WHAT THE TASK REQUIRES: Using the records below, filter for lines that contain the string "paint" and copy them out.

DATA PROVIDED:
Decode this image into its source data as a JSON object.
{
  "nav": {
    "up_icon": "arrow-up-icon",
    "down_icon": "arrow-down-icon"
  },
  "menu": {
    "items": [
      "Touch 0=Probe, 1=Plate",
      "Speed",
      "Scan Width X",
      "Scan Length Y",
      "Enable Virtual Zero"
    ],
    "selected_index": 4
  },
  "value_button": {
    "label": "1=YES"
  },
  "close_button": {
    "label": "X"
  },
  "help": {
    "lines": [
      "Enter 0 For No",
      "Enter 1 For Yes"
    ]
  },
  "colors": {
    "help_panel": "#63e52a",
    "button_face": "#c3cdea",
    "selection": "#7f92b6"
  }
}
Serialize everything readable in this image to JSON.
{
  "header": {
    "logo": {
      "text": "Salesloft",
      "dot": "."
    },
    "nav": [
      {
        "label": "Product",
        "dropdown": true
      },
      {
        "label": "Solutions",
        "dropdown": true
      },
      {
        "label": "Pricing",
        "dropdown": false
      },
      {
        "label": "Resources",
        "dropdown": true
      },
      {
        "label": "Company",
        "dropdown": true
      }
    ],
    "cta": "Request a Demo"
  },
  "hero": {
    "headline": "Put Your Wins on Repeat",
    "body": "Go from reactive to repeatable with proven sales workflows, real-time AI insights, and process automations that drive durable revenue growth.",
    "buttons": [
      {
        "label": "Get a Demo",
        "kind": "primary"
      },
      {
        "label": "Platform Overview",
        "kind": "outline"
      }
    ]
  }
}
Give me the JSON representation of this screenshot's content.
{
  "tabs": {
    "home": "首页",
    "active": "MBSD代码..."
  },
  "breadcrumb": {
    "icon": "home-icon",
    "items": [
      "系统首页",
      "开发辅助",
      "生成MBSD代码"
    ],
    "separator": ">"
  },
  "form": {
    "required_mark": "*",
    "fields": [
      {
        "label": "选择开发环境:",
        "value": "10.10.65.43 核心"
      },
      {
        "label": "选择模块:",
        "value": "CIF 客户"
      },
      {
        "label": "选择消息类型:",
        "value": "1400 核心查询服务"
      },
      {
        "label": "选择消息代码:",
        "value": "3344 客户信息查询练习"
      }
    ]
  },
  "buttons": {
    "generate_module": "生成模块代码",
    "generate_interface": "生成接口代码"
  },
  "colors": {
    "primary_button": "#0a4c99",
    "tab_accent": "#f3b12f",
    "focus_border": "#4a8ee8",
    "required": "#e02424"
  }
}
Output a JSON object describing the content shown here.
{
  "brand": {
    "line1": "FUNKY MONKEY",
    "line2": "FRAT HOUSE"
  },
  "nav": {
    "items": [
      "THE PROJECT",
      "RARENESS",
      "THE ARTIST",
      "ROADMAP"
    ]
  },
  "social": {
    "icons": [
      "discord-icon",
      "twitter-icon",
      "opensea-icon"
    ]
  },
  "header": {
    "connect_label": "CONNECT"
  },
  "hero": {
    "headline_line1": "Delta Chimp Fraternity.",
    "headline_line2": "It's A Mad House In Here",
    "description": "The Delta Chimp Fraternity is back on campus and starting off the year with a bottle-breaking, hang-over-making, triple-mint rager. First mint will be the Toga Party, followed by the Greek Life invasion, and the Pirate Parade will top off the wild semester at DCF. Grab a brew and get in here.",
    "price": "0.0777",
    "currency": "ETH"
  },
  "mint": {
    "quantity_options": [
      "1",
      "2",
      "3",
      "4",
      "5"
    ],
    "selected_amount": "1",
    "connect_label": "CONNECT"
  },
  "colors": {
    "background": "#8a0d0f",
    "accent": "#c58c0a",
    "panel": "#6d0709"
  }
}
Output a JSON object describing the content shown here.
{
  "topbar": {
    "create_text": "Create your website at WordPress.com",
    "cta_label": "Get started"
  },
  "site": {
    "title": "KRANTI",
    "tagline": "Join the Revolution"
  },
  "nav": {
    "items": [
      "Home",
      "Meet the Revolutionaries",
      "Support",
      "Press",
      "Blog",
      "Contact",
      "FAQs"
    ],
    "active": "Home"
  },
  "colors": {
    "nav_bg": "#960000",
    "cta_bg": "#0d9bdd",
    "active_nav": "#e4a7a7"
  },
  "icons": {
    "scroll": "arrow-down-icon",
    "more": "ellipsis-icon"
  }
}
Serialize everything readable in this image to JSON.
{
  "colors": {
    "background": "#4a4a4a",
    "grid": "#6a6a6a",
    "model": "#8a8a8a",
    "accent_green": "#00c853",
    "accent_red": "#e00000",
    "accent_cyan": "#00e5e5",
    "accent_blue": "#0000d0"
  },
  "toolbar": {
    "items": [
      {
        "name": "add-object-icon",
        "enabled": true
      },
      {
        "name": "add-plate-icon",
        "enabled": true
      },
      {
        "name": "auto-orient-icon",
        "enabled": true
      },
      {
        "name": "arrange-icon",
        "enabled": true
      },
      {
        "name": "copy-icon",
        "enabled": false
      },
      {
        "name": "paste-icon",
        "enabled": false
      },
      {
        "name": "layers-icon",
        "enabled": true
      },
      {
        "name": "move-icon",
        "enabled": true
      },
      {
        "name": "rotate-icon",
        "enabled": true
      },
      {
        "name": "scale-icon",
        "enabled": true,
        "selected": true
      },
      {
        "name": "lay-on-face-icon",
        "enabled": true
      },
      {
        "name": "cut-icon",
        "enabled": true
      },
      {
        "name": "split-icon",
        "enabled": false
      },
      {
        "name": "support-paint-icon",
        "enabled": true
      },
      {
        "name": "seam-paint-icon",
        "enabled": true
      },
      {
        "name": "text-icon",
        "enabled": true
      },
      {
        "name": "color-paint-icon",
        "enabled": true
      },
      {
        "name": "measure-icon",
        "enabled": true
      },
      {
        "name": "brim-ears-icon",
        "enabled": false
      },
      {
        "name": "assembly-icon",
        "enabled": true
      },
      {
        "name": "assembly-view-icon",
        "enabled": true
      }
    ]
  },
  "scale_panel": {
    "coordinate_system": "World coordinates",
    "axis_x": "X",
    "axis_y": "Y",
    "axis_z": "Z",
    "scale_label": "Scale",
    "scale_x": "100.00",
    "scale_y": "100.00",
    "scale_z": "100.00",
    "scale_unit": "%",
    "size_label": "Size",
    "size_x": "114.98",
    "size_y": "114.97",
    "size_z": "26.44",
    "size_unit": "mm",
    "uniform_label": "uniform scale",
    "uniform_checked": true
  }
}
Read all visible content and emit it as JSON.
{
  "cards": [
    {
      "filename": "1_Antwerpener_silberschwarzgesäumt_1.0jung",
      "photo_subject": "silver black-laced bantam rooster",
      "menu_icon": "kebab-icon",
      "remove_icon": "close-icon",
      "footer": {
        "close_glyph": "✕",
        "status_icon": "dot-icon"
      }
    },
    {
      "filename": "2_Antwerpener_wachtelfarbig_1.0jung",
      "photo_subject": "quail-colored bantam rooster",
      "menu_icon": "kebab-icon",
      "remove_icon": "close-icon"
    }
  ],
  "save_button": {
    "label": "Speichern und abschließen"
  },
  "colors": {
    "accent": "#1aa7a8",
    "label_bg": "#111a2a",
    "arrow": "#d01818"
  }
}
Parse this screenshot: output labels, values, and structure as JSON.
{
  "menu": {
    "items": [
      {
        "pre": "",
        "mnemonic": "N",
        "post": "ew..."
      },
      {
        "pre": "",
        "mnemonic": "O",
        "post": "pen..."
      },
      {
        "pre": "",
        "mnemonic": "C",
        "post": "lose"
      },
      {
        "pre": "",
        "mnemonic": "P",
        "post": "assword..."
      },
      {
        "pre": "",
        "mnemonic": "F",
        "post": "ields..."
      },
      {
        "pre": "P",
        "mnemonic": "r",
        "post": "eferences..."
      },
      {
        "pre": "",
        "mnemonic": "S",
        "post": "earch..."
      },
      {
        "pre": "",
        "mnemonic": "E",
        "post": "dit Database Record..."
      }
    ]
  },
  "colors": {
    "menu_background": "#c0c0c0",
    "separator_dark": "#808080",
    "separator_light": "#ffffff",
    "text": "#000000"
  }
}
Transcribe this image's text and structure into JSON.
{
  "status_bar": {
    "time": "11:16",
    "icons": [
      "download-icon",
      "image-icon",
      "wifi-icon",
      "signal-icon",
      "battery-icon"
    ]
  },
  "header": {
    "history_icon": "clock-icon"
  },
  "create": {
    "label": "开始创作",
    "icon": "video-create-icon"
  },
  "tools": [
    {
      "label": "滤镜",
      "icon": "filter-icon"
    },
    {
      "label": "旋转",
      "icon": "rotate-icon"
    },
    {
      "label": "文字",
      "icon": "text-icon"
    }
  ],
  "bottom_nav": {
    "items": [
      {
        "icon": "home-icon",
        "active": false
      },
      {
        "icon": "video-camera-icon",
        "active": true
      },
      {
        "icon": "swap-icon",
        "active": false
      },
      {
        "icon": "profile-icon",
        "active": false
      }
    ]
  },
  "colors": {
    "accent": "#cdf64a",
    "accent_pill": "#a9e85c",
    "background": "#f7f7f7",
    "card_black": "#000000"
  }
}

RESULT FOR THIS TASK:
        "name": "support-paint-icon",
        "name": "seam-paint-icon",
        "name": "color-paint-icon",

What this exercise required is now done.